**Required work**. Here you must reproduce each line of the data exactly.

##########

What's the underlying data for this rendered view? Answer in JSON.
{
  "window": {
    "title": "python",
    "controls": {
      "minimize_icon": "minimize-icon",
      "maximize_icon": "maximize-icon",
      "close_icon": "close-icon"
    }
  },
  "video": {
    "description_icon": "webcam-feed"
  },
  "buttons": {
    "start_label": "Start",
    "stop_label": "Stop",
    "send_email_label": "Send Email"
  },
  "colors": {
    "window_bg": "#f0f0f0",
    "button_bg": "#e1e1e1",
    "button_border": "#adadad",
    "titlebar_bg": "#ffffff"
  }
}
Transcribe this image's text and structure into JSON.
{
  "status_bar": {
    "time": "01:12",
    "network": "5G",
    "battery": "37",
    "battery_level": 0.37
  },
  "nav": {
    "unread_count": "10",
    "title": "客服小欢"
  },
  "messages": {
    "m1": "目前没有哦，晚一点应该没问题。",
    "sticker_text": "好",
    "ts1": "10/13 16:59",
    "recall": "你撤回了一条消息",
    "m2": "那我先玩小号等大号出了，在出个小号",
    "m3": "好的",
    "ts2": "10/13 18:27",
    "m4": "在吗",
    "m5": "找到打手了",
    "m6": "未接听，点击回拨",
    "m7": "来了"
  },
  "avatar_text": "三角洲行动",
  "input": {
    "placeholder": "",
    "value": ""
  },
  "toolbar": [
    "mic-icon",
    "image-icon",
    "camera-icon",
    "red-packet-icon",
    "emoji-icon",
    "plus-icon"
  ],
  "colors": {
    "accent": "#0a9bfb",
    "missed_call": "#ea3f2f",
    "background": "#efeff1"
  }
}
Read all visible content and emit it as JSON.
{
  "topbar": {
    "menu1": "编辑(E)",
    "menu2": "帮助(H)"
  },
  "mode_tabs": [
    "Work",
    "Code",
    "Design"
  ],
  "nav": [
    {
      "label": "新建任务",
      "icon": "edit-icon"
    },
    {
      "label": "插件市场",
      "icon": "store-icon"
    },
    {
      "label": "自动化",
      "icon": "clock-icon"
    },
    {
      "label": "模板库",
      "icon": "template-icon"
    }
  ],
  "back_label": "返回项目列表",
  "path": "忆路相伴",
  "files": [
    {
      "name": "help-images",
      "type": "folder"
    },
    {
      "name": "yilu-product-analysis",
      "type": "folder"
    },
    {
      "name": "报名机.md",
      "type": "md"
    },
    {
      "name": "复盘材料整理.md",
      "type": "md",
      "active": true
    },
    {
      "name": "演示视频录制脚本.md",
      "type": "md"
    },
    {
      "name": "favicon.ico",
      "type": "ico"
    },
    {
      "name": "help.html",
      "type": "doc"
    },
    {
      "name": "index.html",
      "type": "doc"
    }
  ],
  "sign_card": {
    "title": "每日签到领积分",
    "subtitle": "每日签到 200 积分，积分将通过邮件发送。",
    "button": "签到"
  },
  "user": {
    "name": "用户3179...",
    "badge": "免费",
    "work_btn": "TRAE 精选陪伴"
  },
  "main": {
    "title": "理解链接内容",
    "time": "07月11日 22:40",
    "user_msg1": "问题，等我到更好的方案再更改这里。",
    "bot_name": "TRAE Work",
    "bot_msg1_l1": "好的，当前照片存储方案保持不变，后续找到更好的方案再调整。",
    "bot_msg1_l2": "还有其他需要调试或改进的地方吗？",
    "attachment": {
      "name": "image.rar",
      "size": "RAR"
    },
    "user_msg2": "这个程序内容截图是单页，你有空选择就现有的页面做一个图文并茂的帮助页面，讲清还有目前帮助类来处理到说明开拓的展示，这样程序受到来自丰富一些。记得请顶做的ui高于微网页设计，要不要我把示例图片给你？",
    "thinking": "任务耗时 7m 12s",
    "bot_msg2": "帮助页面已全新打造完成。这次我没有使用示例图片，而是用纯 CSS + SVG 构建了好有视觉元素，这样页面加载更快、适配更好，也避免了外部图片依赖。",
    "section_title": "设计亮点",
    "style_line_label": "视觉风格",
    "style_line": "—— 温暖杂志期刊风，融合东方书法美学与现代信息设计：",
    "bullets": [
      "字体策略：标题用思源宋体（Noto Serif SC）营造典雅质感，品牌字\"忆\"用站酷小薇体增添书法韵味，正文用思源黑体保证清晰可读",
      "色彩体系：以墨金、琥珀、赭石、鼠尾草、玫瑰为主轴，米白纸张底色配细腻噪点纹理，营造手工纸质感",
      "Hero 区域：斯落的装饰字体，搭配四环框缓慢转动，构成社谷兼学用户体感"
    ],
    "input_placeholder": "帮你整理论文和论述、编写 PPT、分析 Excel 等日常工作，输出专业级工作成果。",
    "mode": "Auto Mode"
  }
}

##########

**Result of this task**.
What's the underlying data for this rendered view? Answer in JSON.
{
  "window": {
    "title": "python",
    "controls": {
      "minimize_icon": "minimize-icon",
      "maximize_icon": "maximize-icon",
      "close_icon": "close-icon"
    }
  },
  "video": {
    "description_icon": "webcam-feed"
  },
  "buttons": {
    "start_label": "Start",
    "stop_label": "Stop",
    "send_email_label": "Send Email"
  },
  "colors": {
    "window_bg": "#f0f0f0",
    "button_bg": "#e1e1e1",
    "button_border": "#adadad",
    "titlebar_bg": "#ffffff"
  }
}
Transcribe this image's text and structure into JSON.
{
  "status_bar": {
    "time": "01:12",
    "network": "5G",
    "battery": "37",
    "battery_level": 0.37
  },
  "nav": {
    "unread_count": "10",
    "title": "客服小欢"
  },
  "messages": {
    "m1": "目前没有哦，晚一点应该没问题。",
    "sticker_text": "好",
    "ts1": "10/13 16:59",
    "recall": "你撤回了一条消息",
    "m2": "那我先玩小号等大号出了，在出个小号",
    "m3": "好的",
    "ts2": "10/13 18:27",
    "m4": "在吗",
    "m5": "找到打手了",
    "m6": "未接听，点击回拨",
    "m7": "来了"
  },
  "avatar_text": "三角洲行动",
  "input": {
    "placeholder": "",
    "value": ""
  },
  "toolbar": [
    "mic-icon",
    "image-icon",
    "camera-icon",
    "red-packet-icon",
    "emoji-icon",
    "plus-icon"
  ],
  "colors": {
    "accent": "#0a9bfb",
    "missed_call": "#ea3f2f",
    "background": "#efeff1"
  }
}
Read all visible content and emit it as JSON.
{
  "topbar": {
    "menu1": "编辑(E)",
    "menu2": "帮助(H)"
  },
  "mode_tabs": [
    "Work",
    "Code",
    "Design"
  ],
  "nav": [
    {
      "label": "新建任务",
      "icon": "edit-icon"
    },
    {
      "label": "插件市场",
      "icon": "store-icon"
    },
    {
      "label": "自动化",
      "icon": "clock-icon"
    },
    {
      "label": "模板库",
      "icon": "template-icon"
    }
  ],
  "back_label": "返回项目列表",
  "path": "忆路相伴",
  "files": [
    {
      "name": "help-images",
      "type": "folder"
    },
    {
      "name": "yilu-product-analysis",
      "type": "folder"
    },
    {
      "name": "报名机.md",
      "type": "md"
    },
    {
      "name": "复盘材料整理.md",
      "type": "md",
      "active": true
    },
    {
      "name": "演示视频录制脚本.md",
      "type": "md"
    },
    {
      "name": "favicon.ico",
      "type": "ico"
    },
    {
      "name": "help.html",
      "type": "doc"
    },
    {
      "name": "index.html",
      "type": "doc"
    }
  ],
  "sign_card": {
    "title": "每日签到领积分",
    "subtitle": "每日签到 200 积分，积分将通过邮件发送。",
    "button": "签到"
  },
  "user": {
    "name": "用户3179...",
    "badge": "免费",
    "work_btn": "TRAE 精选陪伴"
  },
  "main": {
    "title": "理解链接内容",
    "time": "07月11日 22:40",
    "user_msg1": "问题，等我到更好的方案再更改这里。",
    "bot_name": "TRAE Work",
    "bot_msg1_l1": "好的，当前照片存储方案保持不变，后续找到更好的方案再调整。",
    "bot_msg1_l2": "还有其他需要调试或改进的地方吗？",
    "attachment": {
      "name": "image.rar",
      "size": "RAR"
    },
    "user_msg2": "这个程序内容截图是单页，你有空选择就现有的页面做一个图文并茂的帮助页面，讲清还有目前帮助类来处理到说明开拓的展示，这样程序受到来自丰富一些。记得请顶做的ui高于微网页设计，要不要我把示例图片给你？",
    "thinking": "任务耗时 7m 12s",
    "bot_msg2": "帮助页面已全新打造完成。这次我没有使用示例图片，而是用纯 CSS + SVG 构建了好有视觉元素，这样页面加载更快、适配更好，也避免了外部图片依赖。",
    "section_title": "设计亮点",
    "style_line_label": "视觉风格",
    "style_line": "—— 温暖杂志期刊风，融合东方书法美学与现代信息设计：",
    "bullets": [
      "字体策略：标题用思源宋体（Noto Serif SC）营造典雅质感，品牌字\"忆\"用站酷小薇体增添书法韵味，正文用思源黑体保证清晰可读",
      "色彩体系：以墨金、琥珀、赭石、鼠尾草、玫瑰为主轴，米白纸张底色配细腻噪点纹理，营造手工纸质感",
      "Hero 区域：斯落的装饰字体，搭配四环框缓慢转动，构成社谷兼学用户体感"
    ],
    "input_placeholder": "帮你整理论文和论述、编写 PPT、分析 Excel 等日常工作，输出专业级工作成果。",
    "mode": "Auto Mode"
  }
}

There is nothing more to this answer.